_What is required_. Copy, from the material below, each line where "verwenden" shows up.

------------------------------------------------------------

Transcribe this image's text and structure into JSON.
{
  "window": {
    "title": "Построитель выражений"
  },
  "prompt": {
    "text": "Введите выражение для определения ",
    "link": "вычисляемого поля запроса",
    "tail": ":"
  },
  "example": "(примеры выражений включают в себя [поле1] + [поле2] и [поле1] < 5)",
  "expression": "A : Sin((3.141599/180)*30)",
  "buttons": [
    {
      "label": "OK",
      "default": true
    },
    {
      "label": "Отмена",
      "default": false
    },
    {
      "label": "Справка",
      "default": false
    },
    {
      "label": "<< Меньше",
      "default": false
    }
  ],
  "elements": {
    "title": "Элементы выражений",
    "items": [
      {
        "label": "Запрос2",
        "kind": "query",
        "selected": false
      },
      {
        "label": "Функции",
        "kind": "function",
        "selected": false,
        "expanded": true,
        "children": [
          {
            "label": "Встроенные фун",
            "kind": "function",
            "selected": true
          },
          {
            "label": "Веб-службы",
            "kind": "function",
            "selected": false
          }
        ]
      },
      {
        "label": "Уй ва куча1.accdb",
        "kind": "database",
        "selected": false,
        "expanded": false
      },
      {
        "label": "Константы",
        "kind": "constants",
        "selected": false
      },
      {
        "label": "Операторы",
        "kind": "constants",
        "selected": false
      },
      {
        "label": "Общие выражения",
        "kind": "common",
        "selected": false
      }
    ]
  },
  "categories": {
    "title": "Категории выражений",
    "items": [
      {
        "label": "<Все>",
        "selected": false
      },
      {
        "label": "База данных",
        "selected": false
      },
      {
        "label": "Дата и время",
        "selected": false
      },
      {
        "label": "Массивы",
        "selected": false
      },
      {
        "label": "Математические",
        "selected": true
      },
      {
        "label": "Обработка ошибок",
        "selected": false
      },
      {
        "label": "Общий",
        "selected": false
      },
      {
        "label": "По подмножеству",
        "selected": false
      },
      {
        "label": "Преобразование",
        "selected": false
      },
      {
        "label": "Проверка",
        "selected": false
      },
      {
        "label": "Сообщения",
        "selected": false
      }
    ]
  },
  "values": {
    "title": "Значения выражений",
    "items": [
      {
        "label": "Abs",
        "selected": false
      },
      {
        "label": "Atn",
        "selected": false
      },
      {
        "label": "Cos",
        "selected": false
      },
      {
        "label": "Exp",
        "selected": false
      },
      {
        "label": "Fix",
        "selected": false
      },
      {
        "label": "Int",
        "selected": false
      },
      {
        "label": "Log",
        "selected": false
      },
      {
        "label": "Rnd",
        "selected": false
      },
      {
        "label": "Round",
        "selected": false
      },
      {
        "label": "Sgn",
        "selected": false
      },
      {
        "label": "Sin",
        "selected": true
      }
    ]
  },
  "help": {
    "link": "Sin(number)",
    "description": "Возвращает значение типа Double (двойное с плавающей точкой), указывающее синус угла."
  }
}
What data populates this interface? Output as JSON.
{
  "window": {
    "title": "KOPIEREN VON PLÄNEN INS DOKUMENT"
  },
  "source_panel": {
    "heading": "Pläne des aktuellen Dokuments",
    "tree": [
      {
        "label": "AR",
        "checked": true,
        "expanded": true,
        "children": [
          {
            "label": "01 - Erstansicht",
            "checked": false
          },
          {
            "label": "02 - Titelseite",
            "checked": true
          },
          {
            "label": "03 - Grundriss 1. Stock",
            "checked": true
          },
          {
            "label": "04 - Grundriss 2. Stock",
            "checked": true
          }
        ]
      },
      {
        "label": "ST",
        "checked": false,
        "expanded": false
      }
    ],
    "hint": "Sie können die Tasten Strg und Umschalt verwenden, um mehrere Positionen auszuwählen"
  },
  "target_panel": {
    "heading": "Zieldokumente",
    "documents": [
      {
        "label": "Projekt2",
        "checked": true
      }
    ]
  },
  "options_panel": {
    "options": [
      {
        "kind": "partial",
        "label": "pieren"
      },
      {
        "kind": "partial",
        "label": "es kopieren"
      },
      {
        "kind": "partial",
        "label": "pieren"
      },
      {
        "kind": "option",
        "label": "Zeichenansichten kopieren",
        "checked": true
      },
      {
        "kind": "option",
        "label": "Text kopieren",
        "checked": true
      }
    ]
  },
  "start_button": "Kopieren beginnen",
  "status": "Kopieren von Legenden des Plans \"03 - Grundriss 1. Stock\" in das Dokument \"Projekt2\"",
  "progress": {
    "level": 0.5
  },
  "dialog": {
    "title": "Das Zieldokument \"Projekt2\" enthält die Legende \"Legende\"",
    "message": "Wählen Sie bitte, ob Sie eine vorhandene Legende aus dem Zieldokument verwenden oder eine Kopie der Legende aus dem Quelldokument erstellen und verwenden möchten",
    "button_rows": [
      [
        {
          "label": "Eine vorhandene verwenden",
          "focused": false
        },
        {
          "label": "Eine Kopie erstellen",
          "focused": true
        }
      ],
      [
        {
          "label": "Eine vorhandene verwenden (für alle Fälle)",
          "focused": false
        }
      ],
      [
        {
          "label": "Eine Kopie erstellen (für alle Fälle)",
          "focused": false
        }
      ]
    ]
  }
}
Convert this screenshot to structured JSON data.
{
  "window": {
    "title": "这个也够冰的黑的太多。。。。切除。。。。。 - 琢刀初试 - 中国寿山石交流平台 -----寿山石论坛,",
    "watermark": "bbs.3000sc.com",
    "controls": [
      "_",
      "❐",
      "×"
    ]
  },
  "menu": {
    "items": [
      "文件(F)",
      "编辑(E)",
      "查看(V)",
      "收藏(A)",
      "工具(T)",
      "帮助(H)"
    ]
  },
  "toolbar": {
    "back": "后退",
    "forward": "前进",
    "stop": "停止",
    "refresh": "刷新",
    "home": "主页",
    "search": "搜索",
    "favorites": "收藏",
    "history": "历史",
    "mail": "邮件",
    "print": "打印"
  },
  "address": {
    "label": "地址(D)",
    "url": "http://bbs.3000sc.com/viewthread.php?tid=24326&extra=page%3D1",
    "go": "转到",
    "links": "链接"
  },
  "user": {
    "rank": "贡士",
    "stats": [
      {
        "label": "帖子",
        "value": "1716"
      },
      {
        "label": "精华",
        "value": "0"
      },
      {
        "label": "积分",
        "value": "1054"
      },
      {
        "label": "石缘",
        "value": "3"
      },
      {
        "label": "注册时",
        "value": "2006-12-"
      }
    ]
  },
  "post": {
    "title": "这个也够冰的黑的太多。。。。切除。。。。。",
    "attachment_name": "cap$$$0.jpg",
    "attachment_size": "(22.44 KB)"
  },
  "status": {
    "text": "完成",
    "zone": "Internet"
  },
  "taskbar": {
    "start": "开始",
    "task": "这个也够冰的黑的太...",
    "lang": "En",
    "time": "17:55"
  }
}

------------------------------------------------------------

_Exercise solution_.
    "hint": "Sie können die Tasten Strg und Umschalt verwenden, um mehrere Positionen auszuwählen"
    "message": "Wählen Sie bitte, ob Sie eine vorhandene Legende aus dem Zieldokument verwenden oder eine Kopie der Legende aus dem Quelldokument erstellen und verwenden möchten",
          "label": "Eine vorhandene verwenden",
          "label": "Eine vorhandene verwenden (für alle Fälle)",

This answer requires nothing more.